Validation of semi-automated flow-mediated dilation measurement in healthy volunteers

Blood Press Monit. 2020 Aug;25(4):216-223. doi: 10.1097/MBP.0000000000000448.

Abstract

Background: Flow-mediated dilation (FMD) is a non-invasive imaging modality used to measure endothelial function but has significant intra- and inter-observer variability. The use of semi-automated FMD devices could overcome this limitation. We assessed the reproducibility of same-day semi-automated FMD measurements by investigators who received basic training on the correct use of the device.

Methods: Forty-three healthy volunteers had two brachial artery FMD measurements performed 20 minutes apart using the UNEX EF 38G device, and automated outputs were produced.
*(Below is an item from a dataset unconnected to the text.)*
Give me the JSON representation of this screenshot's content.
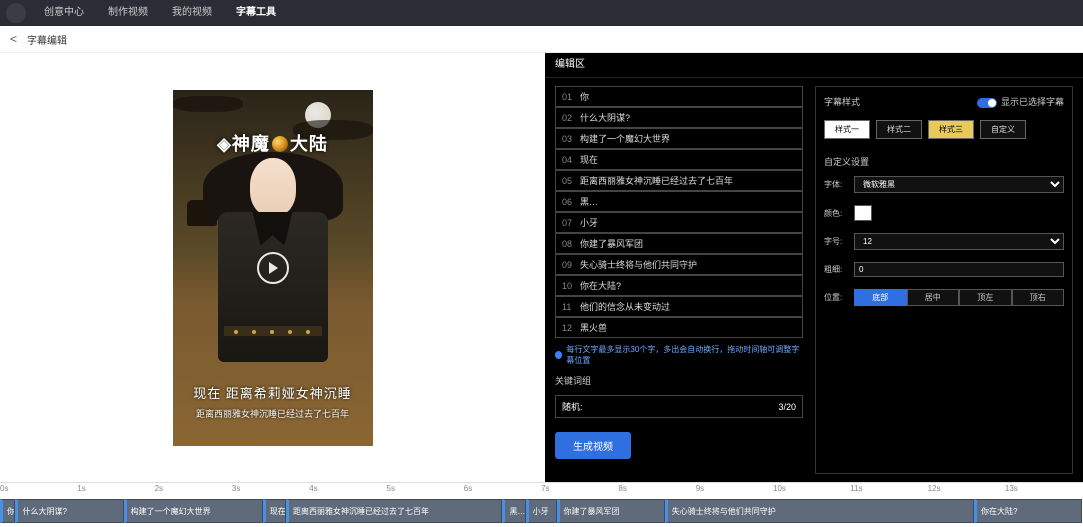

Images were also manually analysed using edge-detection software. The reproducibility of repeat FMD measurements within individuals was compared for automated and manual readings, and the correlation between analytical techniques was calculated.

Results: Twenty-five percent of scans were of non-diagnostic quality (n = 32). Automated analyses demonstrated sub-optimal reproducibility and measurement variability [intraclass correlation coefficient (ICCC) = 0.334, coefficient of variation (CV) = 45.87%]. In contrast, manually analysed scans had excellent reproducibility and low measurement variance (ICCC = 0.815, CV = 11.40%). FMD values obtained from automated and manual analysis correlated poorly (r = 0.164), whereas resting (r = 0.955) and maximal brachial artery diameters demonstrated excellent correlation (r = 0.867).

Conclusion: Manually evaluated serial UNEX EF readings have good reproducibility and therefore, the optimal FMD workflow involves manual analyses prior to independent automated interrogation. The high non-diagnostic scan rate is most likely the result of insufficient training and indicates that semi-automatic devices such as UNEX EF should be used by experienced investigators to achieve optimal results.

Publication types

  • Validation Study

MeSH terms

  • Automation
  • Brachial Artery* / diagnostic imaging
  • Dilatation*
  • Healthy Volunteers
  • Humans
  • Observer Variation
  • Reproducibility of Results